The Parable of the Prodigal Son (Luke 15:11-32) shows us how the prodigal son discovers his father, not for what he has or for what he can give, but for who he is and for his paternal love, and how he in turn discovers himself as a person who does not deserve this love or this filial relationship. When he returns home, is he surprised by how his father justifies him and restores him to the dignity and authority of a son who is no longer prodigal or dead, but who has been found and is alive.

In the Parable of the Last Judgment (Matthew 25:31-46), the "sheep"who justified themselves as not having done anything for Christ were justified and blessed by the Father because they served Him through the needy, while the "goats", who justified themselves as not having seen Christ to serve Him personally, were condemned and cursed by the Father for not having served Him through the needy.

On the fourth Sunday of the Triodion, Forgiveness Sunday, which inaugurates the beginning of the fast of Great Lent, we hear the Lord Himself, who asks us to go out and justify our neighbor by practicing forgiveness, since if we do not justify and forgive our neighbor, we cannot be justified or pardoned by God. If God indeed justifies us gratuitously, this nevertheless requires us to live and practice this gratuitousness in our daily life.

In daily life, many people are in the habit of justifying themselves with regard to themselves, their neighbor and God. They hurt themselves and they hurt others by not discovering the gratuitousness of the justification that God offers, by not accepting it as a gift from the Lord, and by not living in accordance with it in their daily lives. By holding on to self-justification, they remain locked in the earthly sphere and fail to see the transcendence of their lives in the love of God and in the justification that Jesus Christ offers by His love and His sacrifice on the cross.

In order to escape this vicious circle of self-justification, the Lord exhorts us to accept His "yoke", which is to say the practice of forgiveness, and His "burden", which is to say the life of repentance, inspiring us in the motto of our archdiocese: "Learn from Me... for My yoke is easy and My burden is light" (Matthew 11:29-30). On the one hand, forgiveness seems to be a yoke of Christ because as Christians, we cannot escape practicing it, since it is the basis of our prayer, the Our Father, when we ask God to forgive us our debts as we forgive our debtors (Matthew 6:12). On the other hand, repentance seems to be a burden because we have to constantly watch and correct ourselves without justifying ourselves, but rather seeking the justification that comes from the Father.

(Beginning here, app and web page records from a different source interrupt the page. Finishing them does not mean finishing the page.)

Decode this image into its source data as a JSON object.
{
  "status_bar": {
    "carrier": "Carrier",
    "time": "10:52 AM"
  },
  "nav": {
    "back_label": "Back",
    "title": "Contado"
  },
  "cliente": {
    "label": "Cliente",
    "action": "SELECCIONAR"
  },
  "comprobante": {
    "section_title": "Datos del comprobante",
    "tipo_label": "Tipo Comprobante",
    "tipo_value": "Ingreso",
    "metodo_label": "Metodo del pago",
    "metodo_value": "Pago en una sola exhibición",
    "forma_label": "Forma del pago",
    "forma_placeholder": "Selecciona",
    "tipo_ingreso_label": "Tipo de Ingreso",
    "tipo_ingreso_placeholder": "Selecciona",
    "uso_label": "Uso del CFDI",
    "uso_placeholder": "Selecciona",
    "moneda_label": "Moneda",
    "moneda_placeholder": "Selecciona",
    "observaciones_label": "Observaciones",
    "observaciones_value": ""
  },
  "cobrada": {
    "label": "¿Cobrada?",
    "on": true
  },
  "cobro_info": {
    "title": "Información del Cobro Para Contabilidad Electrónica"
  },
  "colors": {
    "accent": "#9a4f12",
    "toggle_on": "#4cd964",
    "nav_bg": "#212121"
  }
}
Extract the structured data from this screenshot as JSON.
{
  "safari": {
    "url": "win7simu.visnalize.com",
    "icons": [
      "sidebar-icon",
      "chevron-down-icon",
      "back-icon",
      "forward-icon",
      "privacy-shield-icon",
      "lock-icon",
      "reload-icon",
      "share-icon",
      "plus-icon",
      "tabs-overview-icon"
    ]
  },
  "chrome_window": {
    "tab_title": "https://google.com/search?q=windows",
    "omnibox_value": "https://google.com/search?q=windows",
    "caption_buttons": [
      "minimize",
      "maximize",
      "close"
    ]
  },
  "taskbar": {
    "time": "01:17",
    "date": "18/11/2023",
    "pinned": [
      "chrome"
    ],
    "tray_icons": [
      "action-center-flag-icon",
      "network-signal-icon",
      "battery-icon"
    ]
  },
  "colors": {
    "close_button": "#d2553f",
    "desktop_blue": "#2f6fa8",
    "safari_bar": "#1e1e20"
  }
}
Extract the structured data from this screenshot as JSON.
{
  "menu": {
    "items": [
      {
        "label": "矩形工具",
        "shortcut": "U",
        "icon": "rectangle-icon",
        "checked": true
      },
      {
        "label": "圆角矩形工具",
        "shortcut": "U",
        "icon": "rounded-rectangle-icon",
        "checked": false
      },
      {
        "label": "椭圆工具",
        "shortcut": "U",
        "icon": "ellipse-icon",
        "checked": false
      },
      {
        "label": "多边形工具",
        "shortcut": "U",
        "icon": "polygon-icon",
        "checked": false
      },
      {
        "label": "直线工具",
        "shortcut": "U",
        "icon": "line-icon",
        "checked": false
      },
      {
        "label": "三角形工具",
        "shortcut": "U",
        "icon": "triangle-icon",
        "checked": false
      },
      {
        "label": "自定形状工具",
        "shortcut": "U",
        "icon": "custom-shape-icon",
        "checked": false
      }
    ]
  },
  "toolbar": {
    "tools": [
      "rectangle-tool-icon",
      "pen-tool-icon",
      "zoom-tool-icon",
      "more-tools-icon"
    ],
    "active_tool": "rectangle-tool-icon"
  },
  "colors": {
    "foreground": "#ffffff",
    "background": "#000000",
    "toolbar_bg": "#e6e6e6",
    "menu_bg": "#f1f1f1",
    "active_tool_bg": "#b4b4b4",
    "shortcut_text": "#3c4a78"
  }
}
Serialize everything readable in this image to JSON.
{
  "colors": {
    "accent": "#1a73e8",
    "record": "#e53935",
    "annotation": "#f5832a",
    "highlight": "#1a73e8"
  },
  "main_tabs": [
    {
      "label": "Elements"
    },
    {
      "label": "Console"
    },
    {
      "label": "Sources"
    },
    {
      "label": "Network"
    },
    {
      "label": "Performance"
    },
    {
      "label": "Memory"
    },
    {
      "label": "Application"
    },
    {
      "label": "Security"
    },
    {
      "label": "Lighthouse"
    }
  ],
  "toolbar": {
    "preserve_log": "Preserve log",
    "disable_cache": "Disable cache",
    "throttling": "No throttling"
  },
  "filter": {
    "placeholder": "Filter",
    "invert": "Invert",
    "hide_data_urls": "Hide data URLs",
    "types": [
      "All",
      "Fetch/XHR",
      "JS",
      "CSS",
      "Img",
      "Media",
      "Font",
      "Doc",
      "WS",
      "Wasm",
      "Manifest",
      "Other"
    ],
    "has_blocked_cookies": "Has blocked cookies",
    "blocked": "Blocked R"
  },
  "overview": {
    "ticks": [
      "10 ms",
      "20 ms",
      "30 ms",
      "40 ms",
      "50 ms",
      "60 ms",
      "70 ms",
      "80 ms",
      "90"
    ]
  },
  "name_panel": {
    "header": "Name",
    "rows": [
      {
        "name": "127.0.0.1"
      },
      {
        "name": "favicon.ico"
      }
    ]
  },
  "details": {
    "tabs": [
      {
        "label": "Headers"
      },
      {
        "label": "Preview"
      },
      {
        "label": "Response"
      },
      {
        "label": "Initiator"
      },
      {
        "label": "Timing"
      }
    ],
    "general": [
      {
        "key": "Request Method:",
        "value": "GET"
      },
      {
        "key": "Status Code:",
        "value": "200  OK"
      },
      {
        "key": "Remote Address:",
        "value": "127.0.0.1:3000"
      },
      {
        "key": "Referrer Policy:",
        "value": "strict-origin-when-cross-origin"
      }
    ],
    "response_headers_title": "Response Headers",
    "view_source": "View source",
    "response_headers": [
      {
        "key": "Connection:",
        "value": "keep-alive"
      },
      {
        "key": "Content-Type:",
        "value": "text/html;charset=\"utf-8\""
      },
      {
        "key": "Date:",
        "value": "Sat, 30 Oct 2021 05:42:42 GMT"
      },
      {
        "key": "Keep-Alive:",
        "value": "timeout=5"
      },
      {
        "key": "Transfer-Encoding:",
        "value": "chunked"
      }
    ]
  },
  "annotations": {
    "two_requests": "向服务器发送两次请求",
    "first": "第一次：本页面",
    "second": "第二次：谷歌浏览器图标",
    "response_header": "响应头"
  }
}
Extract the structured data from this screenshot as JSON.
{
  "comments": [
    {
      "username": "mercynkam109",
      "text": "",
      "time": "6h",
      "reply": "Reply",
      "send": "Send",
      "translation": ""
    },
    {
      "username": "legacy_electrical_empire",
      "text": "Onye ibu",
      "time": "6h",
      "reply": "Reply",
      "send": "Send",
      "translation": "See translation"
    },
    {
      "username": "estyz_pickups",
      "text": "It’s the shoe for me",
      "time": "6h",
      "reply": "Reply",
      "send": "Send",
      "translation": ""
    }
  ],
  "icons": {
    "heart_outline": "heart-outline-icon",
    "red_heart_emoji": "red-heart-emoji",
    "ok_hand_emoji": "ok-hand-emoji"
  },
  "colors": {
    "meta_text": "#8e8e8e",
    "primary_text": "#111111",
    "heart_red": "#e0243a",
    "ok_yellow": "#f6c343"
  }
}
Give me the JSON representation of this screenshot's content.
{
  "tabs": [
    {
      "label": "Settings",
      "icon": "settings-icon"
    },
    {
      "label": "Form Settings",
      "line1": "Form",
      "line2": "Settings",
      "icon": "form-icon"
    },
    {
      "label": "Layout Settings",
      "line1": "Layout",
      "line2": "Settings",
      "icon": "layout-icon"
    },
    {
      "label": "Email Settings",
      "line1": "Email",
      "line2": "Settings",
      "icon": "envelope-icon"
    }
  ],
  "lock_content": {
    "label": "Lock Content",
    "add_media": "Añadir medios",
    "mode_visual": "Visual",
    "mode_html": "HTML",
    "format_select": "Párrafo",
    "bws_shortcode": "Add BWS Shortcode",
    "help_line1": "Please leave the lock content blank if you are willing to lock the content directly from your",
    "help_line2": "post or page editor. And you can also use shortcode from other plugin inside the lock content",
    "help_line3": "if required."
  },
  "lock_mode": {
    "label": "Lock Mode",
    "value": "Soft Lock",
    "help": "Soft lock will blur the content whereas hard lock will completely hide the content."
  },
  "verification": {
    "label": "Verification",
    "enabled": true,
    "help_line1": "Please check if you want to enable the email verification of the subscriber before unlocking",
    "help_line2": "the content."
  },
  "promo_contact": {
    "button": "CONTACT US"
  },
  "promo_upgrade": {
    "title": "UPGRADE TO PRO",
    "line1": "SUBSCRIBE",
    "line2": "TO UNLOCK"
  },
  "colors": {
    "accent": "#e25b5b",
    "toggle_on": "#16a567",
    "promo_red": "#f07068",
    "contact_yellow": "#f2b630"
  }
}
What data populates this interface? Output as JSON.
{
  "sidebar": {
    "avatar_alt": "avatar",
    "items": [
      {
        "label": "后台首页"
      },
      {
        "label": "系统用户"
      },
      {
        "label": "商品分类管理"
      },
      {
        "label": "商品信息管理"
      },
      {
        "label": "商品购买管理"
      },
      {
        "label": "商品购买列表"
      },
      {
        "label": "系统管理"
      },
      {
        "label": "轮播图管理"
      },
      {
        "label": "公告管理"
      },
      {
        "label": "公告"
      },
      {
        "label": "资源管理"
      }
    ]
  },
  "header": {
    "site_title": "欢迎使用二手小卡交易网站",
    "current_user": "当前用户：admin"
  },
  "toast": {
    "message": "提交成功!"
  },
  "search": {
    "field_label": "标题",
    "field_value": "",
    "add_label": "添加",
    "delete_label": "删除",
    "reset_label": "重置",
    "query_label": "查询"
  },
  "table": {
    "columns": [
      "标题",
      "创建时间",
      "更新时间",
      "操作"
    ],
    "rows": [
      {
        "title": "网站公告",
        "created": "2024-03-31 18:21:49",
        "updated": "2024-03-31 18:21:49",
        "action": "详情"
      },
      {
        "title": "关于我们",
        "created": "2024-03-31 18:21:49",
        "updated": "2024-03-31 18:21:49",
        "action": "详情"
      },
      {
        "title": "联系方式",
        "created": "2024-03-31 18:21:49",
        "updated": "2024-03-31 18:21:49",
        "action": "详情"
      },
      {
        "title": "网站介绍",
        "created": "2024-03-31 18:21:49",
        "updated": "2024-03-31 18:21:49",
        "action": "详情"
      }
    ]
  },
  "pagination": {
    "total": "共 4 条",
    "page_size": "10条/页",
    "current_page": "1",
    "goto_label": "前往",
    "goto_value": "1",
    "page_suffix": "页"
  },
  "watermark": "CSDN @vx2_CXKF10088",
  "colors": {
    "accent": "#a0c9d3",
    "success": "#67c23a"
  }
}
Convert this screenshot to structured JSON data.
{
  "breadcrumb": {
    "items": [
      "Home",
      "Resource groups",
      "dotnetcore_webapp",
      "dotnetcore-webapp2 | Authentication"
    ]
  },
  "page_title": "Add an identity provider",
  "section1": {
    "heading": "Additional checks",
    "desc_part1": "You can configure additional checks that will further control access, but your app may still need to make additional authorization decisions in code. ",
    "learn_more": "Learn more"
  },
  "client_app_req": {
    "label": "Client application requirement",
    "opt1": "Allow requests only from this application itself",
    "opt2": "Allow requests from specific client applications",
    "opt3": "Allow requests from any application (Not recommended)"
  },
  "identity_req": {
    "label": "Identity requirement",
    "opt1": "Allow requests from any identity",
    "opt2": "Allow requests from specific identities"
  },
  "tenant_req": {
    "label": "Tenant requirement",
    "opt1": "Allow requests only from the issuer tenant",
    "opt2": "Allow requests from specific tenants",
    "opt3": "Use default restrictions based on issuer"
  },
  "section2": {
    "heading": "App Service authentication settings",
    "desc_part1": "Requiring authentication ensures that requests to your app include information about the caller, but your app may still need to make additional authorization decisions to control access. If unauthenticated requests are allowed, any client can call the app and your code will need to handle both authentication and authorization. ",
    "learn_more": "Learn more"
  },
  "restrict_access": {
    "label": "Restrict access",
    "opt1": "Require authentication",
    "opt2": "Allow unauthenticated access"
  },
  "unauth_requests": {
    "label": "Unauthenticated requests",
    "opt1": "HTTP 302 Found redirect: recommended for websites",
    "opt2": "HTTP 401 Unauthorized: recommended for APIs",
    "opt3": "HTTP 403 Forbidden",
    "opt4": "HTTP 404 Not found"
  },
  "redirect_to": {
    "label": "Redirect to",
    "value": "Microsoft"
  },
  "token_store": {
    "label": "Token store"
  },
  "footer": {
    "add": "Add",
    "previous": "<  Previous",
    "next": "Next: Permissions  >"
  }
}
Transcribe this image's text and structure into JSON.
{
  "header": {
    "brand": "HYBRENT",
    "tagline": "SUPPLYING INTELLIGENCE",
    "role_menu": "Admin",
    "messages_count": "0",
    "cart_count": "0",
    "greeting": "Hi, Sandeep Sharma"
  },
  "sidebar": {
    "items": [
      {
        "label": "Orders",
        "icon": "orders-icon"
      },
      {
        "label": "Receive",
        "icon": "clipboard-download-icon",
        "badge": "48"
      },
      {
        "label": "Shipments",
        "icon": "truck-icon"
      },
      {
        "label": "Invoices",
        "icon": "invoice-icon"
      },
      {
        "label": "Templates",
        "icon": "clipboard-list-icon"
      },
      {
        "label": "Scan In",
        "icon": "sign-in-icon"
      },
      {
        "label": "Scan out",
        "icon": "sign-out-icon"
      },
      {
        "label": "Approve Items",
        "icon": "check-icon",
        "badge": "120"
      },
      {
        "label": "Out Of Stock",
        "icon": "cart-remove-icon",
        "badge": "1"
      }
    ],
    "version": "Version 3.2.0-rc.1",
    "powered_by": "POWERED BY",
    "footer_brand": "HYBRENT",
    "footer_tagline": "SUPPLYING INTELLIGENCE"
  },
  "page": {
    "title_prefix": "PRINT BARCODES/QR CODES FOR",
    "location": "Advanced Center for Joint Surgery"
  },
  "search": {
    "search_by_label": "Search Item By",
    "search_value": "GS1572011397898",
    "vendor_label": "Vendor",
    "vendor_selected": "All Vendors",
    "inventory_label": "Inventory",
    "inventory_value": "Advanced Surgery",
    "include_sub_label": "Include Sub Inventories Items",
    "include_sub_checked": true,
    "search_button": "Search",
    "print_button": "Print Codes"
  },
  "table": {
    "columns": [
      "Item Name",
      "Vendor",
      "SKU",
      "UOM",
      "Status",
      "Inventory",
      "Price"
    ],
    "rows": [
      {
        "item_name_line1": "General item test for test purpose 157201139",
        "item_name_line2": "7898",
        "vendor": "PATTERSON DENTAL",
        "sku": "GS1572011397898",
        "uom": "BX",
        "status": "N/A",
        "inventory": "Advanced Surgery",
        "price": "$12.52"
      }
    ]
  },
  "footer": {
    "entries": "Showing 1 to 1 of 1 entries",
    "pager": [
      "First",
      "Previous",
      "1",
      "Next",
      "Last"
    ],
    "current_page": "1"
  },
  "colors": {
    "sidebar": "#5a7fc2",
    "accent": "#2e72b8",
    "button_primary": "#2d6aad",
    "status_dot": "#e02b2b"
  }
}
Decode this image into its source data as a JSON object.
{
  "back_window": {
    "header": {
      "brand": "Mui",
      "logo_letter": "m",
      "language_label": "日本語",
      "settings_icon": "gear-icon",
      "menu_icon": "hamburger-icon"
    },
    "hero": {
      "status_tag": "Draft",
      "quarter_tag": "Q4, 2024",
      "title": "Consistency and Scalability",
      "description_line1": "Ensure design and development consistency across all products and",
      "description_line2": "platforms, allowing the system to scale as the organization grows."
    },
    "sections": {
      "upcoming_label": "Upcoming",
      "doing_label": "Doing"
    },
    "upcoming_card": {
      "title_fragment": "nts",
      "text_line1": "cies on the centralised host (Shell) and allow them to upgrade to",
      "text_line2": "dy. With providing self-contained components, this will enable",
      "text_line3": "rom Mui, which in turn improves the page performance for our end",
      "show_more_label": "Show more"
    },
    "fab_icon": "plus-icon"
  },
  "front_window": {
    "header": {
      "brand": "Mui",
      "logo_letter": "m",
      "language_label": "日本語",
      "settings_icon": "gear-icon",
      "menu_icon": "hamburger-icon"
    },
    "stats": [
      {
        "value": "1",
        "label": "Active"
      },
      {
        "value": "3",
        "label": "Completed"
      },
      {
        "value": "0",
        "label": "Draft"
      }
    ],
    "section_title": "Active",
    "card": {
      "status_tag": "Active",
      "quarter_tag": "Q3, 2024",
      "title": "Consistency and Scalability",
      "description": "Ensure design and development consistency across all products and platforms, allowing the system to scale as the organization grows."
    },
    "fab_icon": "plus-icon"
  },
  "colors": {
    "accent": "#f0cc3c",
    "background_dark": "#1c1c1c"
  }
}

Accepting this yoke that is forgiveness and this burden that is repentance, with the practice of love and hope that each one respectively entails, is possible and necessary through the love that the Lord has for us and the hope that we place in the Lord and His mercy. Living in accordance with this lesson, that is, practicing forgiveness and repentance, allows us to live in its fullness the justification that we receive from the Lord every time we celebrate the Divine Liturgy. This is how the procession with the holy gifts is understood, in what is called the "Great Entrance", in their subsequent consecration as the body and blood of Christ, and finally in our partaking of the Holy Chalice with the feeling of the publican, the prodigal son and the sheep at the right hand of the Father. Otherwise, we will be rejecting our own salvation and denying the work of the Holy Spirit and thus we will come under the categorical sentence of the Lord: "Every sin and blasphemy will be forgiven men, but the blasphemy against the Spirit will not be forgiven men" (Matthew 12:31).

God wants us to dedicate ourselves during Great Lent to working decisively for the sanctification of our will, of our intellect and of our heart by duly celebrating the justification that Christ offers us and by participating in it, through the persistent practice of forgiveness and repentance. Amen.

Metropolitan of Buenos Aires and All Argentina

No comments: